Manchester United announced today that Everton manager David Moyes will be Sir Alex Ferguson's successor. Ferguson announced he would retire at the end of the season yesterday after 26 seasons at the club.
Though most teams hire a new coach to shake up the club culture, United was looking for a seamless transition when they signed Moyes. Real Madrid manager José Mourinho and Carlo Ancelotti were two candidates, both with higher profiles and experience managing world powers, but Moyes was the safer play. Like Fergie, the Everton manager is Scottish, and the two have a good relationship. The legendary United manager even approached Moyes once about taking the assistant manager position with the club. Unlike the whimsical Mourinho and Ancelotti who bounce from team to team, Moyes, who was in charge at Everton for 11 years, is expected to bring stability to United. And just to ensure the club doesn't falter while transitioning, Ferguson will stay on in an executive role. Moyes signed a six-year deal, and he starts on July 1.
All signs suggest Moyes will have a successful reign at Old Trafford. First, it's not like Fergie's going anywhere. But the Toffees' coach has also overachieved year after year. He's never won a trophy at Everton, but the club doesn't have much in the way of financial resources. They've consistently finished in the top half of the table in his time there, and in 2005, they qualified for the Champions League when they finished in the top four of the Premier League. Four years later, Everton made it to the final of the FA Cup. Moyes has won the League Manager's Association Manager of the Year three times— a record, and as many as Ferguson has won himself. This season, the Toffees still have an outside shot to qualify for the Europa League.

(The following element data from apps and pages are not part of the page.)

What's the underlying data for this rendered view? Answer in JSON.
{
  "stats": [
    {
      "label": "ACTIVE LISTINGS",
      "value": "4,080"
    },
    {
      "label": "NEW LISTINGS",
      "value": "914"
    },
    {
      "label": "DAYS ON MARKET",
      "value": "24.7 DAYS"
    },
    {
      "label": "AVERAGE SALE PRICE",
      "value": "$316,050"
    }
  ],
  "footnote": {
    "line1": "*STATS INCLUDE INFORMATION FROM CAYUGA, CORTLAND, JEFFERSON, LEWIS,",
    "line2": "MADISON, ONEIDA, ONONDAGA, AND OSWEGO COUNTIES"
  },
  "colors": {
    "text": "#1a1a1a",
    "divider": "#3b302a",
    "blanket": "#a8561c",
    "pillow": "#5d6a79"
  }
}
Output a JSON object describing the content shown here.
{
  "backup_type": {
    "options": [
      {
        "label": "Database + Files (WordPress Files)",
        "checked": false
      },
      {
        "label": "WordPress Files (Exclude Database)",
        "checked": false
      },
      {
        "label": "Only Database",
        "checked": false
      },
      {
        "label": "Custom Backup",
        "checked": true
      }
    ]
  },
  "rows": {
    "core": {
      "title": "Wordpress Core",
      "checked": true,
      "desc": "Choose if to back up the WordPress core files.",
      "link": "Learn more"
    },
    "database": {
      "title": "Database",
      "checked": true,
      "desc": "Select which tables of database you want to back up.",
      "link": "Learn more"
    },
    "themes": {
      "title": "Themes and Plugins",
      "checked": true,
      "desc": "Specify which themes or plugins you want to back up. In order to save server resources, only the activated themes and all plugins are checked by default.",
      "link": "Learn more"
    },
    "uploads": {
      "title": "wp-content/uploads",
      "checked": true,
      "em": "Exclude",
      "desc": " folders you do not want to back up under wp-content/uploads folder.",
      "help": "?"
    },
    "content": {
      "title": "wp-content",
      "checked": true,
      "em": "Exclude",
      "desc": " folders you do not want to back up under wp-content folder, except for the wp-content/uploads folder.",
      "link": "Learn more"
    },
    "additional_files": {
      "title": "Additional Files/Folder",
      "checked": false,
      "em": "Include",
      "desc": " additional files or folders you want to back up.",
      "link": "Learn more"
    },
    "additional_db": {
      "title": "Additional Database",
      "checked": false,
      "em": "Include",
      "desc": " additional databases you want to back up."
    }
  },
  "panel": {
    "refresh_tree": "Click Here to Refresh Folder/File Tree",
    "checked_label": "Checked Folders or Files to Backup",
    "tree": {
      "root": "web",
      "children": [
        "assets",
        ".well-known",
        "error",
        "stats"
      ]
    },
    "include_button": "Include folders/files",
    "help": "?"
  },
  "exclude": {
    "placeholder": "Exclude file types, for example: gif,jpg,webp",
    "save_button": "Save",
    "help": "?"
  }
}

Moyes has done a lot with little for over a decade, but starting next year, he'll have almost unlimited money and clout with which to sign the best players in the world. But let's be perfectly clear: managing one of the world's biggest clubs might absolutely suck. Fergie, after all, is a tough act to follow. He took over when United was an irrelevant club nearly 27 seasons ago, and he's won 38 trophies since. The guy was knighted for his achievement in the sport three years before Moyes even took the reins at Goodison Park.
The first thing Moyes will have to deal with is the Wayne Rooney situation. Last month, Rooney told Ferguson he was keen on moving on, and recently, PSG and Bayern Munich have come knocking. And though Moyes coached Rooney way back when the striker was a teenager just starting his career at Everton, the two have had a rocky relationship. You have to expect Moyes and the Red Devils to bounce back even if they end up selling the English star, though. Ever since Ferguson, it's been the United way.